Records to use:

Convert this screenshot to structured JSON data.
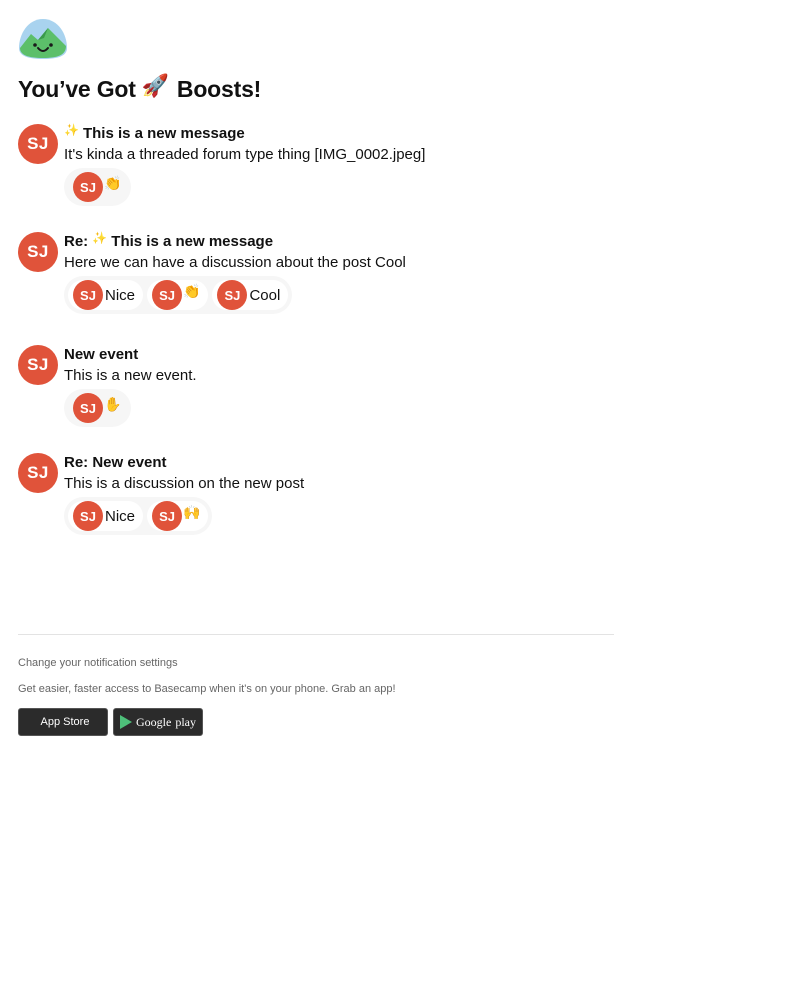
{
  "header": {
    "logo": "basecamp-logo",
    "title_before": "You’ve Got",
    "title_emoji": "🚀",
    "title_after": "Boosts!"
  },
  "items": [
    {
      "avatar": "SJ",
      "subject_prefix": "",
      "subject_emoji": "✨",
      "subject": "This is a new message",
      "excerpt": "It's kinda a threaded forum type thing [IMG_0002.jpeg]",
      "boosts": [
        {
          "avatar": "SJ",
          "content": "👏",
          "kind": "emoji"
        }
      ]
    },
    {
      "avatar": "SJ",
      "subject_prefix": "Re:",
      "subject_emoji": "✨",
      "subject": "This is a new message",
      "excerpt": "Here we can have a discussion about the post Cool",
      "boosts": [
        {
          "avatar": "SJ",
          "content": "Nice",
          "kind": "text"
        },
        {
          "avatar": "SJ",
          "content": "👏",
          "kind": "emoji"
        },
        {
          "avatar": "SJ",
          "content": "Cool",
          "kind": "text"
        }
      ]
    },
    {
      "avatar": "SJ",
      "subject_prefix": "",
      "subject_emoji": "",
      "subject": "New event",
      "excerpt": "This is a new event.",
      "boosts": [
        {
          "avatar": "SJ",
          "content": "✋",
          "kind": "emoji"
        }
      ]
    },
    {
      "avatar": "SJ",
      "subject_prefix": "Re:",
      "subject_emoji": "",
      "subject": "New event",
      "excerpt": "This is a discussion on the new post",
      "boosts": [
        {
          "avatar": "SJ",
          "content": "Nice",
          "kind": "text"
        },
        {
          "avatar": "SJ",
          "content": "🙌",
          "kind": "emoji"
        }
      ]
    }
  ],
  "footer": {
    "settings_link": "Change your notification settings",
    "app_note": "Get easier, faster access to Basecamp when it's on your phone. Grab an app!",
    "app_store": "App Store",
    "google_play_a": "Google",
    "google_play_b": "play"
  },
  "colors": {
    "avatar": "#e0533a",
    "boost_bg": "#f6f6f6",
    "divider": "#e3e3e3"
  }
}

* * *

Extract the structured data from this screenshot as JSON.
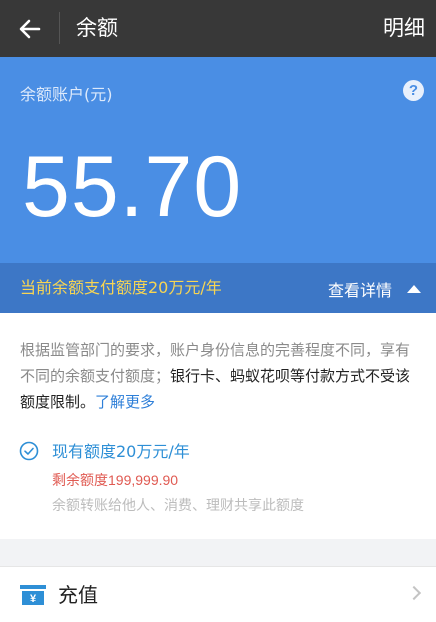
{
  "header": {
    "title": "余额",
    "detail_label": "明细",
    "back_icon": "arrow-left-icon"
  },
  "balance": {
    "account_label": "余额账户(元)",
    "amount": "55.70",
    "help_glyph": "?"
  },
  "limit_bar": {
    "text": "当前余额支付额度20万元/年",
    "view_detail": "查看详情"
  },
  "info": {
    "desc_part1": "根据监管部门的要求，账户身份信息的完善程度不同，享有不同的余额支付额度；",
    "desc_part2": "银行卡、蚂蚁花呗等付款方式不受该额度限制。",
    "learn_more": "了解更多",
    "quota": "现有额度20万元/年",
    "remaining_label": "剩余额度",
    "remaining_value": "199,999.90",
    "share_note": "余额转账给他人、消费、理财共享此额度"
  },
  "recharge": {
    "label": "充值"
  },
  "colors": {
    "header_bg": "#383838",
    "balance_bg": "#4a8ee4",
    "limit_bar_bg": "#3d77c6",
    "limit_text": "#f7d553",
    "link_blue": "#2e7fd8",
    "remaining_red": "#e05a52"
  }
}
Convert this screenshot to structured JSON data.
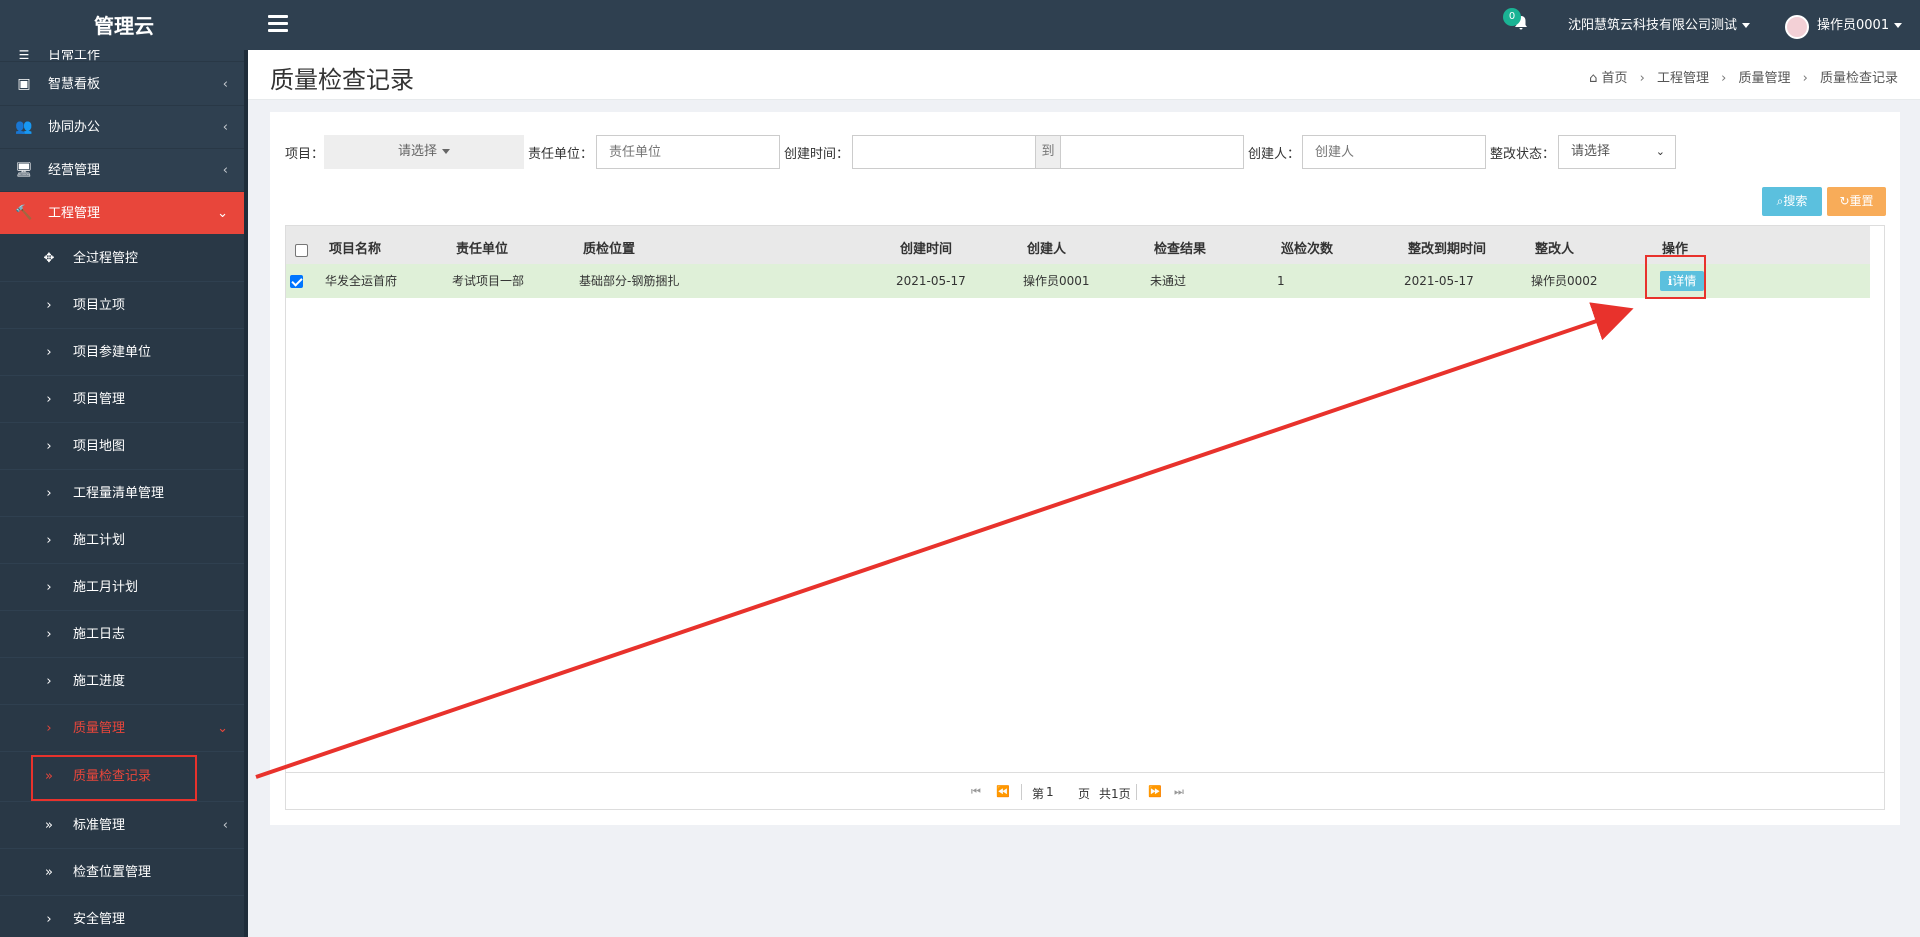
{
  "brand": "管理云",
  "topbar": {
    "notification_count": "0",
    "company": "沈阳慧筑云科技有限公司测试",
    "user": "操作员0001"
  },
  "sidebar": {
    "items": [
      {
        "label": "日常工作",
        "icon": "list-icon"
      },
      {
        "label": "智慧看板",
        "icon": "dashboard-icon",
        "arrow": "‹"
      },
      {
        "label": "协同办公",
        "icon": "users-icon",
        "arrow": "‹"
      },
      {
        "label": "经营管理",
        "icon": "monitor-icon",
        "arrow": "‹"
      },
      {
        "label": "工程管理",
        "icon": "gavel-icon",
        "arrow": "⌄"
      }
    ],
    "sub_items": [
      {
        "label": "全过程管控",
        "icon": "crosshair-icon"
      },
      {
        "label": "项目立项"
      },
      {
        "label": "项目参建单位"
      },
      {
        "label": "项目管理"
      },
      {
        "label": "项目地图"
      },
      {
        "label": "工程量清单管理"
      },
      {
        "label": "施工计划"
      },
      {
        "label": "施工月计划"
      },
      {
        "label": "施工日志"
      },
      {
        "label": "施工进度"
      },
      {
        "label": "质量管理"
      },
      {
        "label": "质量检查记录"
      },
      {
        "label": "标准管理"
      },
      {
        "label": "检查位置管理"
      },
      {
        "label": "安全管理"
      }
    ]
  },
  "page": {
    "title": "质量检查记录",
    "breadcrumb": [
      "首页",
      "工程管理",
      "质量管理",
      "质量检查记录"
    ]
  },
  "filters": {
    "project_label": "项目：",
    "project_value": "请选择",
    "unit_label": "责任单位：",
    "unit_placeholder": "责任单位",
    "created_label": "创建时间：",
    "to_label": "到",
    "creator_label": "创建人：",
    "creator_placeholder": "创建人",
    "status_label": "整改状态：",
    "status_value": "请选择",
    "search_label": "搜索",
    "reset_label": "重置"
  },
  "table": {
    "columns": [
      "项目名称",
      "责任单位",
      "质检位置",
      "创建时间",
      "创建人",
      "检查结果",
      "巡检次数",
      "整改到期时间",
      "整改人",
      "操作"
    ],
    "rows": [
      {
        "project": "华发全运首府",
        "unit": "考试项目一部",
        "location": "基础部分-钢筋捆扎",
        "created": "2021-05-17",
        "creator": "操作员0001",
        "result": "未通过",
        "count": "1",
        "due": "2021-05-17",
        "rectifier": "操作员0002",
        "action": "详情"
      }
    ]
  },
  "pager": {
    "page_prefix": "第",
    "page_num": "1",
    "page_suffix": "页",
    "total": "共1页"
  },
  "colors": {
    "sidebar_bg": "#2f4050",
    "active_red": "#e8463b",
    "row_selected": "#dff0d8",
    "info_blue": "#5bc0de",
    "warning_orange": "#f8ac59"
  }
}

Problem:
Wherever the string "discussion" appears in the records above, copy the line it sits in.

Response area:
      "excerpt": "Here we can have a discussion about the post Cool",
      "excerpt": "This is a discussion on the new post",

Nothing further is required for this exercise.